Task directions
Please copy out all lines of the entries that contain the word "label".

[Data extracted from a collection]
== Segment start ==

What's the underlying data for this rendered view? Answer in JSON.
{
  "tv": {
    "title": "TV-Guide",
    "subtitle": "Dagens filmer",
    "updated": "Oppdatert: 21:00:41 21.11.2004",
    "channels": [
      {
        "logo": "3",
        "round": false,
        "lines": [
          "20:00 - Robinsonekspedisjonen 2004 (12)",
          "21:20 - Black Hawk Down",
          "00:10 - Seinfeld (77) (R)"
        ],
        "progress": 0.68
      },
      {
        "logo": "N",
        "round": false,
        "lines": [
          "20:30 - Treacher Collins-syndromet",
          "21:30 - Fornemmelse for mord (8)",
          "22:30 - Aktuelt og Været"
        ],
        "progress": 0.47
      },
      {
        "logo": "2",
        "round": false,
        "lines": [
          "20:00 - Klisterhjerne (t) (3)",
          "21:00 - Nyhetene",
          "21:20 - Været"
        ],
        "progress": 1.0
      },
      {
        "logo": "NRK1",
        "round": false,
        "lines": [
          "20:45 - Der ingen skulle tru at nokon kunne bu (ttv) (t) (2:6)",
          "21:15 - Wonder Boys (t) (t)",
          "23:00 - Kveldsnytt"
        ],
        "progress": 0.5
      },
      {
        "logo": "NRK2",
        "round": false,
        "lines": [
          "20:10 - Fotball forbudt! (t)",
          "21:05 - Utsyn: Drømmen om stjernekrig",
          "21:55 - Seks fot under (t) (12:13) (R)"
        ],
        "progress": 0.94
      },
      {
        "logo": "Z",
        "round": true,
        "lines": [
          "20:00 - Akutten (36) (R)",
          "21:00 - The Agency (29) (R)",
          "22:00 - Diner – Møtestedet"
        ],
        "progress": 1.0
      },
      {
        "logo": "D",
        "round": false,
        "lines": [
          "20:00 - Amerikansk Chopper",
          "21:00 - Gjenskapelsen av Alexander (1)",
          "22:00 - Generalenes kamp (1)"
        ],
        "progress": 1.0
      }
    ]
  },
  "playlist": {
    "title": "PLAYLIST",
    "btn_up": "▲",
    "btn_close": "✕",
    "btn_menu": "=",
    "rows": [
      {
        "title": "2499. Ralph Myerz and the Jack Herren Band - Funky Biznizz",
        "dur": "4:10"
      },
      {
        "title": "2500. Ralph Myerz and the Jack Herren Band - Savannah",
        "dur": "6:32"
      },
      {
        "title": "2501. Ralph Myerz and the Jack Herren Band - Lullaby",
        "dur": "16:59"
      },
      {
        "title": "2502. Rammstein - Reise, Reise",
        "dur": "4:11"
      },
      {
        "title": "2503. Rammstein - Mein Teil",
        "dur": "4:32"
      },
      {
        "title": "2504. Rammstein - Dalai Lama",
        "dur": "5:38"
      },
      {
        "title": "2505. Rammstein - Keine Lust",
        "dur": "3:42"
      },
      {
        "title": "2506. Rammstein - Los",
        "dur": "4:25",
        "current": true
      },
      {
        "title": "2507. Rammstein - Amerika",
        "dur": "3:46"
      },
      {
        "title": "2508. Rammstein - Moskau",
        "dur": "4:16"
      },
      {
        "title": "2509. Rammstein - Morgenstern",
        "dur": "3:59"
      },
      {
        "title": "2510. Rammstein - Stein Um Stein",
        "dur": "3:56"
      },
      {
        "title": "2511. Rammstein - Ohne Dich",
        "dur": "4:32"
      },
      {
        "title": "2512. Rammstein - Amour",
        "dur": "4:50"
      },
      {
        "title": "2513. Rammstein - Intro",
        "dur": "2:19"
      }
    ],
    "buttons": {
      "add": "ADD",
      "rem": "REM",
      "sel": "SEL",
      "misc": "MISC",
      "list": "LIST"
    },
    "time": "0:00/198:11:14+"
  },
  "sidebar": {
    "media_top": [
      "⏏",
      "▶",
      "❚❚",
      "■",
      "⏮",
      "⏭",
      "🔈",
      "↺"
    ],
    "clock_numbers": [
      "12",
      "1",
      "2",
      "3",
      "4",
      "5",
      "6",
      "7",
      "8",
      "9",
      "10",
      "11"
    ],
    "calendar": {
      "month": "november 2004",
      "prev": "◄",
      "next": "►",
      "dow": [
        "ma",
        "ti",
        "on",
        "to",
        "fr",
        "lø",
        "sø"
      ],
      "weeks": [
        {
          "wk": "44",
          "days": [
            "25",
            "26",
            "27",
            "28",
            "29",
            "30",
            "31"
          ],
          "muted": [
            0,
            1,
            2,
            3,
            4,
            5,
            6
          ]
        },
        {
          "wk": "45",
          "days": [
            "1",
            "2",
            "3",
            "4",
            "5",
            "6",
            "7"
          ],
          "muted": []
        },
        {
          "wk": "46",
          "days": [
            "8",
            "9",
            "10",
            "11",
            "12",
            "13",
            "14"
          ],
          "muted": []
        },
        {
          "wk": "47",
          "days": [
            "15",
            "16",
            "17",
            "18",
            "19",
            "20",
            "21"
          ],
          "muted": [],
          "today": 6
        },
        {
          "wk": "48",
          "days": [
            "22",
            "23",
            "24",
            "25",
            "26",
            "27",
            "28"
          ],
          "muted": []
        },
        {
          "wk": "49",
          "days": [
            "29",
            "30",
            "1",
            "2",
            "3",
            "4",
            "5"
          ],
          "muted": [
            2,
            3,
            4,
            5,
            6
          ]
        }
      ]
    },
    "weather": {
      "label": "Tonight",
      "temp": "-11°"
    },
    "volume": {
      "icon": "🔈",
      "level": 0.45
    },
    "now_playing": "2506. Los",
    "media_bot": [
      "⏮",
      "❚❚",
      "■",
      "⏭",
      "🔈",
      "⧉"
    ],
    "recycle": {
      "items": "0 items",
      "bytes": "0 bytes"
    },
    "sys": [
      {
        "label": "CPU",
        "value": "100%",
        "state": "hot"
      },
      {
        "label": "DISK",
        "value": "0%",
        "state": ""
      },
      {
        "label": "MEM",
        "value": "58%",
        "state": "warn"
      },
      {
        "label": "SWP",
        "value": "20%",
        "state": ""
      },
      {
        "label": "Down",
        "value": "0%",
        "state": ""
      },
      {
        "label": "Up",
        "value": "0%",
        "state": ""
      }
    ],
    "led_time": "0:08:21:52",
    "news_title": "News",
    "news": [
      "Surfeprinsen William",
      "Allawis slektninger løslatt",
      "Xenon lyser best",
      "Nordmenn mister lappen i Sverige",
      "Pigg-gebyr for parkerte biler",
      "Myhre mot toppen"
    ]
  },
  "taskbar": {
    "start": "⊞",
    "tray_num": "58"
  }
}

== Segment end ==

Solution to this exercise
      "label": "Tonight",
        "label": "CPU",
        "label": "DISK",
        "label": "MEM",
        "label": "SWP",
        "label": "Down",
        "label": "Up",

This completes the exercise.